WHAT IS EXPECTED ▸ The required answer is every line of the data containing the word "Dollar".

DATA SUPPLIED ▸
□ □ □ □ □
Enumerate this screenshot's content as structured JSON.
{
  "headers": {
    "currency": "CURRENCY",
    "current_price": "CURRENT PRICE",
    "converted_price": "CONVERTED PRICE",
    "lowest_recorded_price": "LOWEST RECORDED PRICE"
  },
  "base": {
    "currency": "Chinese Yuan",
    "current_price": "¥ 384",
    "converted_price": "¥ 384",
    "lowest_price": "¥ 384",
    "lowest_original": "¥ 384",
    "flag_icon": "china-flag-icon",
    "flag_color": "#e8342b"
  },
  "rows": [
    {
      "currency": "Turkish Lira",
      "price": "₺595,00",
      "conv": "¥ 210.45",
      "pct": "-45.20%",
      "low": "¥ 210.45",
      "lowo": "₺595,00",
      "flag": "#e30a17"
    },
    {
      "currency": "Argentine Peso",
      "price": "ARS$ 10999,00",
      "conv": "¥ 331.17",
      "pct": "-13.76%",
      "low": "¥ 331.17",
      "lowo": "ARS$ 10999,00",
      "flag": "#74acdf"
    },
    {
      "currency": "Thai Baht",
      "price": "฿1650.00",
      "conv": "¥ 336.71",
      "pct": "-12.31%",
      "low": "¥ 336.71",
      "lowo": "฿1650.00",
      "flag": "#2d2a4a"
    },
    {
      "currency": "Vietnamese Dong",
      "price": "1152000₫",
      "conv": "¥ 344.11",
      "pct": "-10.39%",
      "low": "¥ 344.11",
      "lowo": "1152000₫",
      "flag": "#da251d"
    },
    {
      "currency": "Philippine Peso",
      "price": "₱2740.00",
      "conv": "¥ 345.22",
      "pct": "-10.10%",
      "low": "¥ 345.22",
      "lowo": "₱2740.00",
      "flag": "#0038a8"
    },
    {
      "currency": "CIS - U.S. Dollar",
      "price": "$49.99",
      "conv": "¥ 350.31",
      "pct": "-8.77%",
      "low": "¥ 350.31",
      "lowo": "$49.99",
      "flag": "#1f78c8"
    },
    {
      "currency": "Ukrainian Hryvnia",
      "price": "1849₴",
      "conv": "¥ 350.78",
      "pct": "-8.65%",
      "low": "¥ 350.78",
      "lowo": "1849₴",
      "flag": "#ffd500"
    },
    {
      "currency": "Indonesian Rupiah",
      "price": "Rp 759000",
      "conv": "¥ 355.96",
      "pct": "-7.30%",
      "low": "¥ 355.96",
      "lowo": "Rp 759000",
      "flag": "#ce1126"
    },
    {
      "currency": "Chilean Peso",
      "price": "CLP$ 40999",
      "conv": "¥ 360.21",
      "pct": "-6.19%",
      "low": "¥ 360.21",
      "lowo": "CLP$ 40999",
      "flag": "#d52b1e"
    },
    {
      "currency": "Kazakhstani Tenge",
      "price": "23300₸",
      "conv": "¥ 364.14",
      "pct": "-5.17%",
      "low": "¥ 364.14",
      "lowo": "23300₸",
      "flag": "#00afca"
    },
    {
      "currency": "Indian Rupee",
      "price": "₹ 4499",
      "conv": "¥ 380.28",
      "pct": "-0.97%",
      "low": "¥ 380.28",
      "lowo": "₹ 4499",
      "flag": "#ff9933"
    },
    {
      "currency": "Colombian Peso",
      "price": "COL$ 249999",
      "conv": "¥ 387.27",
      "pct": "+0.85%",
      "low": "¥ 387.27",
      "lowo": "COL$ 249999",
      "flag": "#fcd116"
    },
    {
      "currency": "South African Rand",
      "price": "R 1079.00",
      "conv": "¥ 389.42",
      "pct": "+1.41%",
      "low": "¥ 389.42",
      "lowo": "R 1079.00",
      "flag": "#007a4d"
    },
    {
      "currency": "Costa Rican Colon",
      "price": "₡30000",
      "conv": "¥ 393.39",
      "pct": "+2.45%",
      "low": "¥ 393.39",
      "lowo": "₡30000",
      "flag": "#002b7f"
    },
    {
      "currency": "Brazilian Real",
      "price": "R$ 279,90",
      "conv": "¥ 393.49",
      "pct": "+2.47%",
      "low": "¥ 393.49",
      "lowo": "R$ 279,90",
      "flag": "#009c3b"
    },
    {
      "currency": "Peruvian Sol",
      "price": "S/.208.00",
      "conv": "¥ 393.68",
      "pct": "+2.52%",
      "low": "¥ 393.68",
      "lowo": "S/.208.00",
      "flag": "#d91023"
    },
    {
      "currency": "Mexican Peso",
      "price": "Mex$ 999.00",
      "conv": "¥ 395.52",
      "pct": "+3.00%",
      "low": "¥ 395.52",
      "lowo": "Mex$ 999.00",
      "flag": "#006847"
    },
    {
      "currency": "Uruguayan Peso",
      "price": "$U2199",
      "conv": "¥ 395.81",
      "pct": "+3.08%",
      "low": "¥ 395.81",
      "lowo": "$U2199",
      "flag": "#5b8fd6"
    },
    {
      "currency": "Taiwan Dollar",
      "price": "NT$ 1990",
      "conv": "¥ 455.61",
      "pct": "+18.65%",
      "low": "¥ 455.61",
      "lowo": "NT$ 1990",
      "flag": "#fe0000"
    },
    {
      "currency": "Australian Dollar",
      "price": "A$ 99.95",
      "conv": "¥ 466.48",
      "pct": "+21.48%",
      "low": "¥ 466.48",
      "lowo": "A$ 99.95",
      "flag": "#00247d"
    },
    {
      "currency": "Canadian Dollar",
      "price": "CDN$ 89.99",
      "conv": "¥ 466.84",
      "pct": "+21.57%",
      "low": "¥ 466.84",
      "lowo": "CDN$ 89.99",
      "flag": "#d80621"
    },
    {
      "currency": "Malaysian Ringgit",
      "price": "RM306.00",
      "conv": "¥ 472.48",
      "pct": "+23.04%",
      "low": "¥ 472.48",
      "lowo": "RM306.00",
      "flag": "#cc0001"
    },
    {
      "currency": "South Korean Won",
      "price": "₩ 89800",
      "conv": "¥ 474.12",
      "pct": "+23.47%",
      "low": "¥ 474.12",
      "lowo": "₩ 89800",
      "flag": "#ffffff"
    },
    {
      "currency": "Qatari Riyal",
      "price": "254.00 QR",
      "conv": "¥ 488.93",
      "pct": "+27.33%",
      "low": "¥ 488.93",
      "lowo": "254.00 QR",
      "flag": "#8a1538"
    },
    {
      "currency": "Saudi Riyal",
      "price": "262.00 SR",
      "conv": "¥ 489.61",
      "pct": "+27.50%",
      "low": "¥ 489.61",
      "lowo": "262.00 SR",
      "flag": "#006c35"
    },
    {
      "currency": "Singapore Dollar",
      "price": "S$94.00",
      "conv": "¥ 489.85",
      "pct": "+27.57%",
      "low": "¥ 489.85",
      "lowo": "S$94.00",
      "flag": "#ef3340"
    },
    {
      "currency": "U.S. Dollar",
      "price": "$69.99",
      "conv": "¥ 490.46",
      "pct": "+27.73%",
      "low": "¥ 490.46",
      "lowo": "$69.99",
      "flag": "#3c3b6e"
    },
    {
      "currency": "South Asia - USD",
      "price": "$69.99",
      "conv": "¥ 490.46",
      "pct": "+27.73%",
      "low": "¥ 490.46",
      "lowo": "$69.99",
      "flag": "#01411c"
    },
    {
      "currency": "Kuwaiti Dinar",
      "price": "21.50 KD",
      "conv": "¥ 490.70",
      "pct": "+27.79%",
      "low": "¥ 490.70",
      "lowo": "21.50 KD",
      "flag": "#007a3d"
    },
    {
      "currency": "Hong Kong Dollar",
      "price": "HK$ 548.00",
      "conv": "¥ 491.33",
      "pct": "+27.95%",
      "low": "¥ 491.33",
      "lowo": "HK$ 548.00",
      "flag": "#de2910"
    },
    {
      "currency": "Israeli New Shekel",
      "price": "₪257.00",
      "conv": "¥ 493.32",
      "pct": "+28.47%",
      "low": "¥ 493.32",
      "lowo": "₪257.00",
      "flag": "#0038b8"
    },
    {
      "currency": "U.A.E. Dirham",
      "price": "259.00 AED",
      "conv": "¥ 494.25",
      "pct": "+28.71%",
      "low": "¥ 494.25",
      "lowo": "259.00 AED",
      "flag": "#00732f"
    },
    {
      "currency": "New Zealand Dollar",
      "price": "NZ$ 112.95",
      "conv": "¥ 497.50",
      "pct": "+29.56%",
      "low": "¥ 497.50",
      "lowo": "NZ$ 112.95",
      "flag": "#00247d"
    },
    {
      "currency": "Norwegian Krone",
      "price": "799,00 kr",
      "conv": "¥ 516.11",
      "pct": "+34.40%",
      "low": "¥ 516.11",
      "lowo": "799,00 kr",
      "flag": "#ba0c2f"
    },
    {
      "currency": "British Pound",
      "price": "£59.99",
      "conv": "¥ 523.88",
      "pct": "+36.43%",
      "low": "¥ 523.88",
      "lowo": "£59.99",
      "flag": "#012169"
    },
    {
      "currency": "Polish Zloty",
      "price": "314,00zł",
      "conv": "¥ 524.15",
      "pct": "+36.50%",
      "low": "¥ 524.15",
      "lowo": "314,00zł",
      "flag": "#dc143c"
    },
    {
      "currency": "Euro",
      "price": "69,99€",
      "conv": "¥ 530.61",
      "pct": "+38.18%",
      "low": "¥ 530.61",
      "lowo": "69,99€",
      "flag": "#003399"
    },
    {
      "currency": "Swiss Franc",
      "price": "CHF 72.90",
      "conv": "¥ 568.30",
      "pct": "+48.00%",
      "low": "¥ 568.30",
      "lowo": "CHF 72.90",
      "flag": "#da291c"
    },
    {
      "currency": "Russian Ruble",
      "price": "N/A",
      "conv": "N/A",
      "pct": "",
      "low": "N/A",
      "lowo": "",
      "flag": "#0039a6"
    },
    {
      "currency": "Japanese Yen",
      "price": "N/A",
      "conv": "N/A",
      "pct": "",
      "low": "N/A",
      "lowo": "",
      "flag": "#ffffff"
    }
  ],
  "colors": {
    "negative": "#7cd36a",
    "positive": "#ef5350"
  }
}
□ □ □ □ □
RESULT FOR THIS TASK ▸
      "currency": "CIS - U.S. Dollar",
      "currency": "Taiwan Dollar",
      "currency": "Australian Dollar",
      "currency": "Canadian Dollar",
      "currency": "Singapore Dollar",
      "currency": "U.S. Dollar",
      "currency": "Hong Kong Dollar",
      "currency": "New Zealand Dollar",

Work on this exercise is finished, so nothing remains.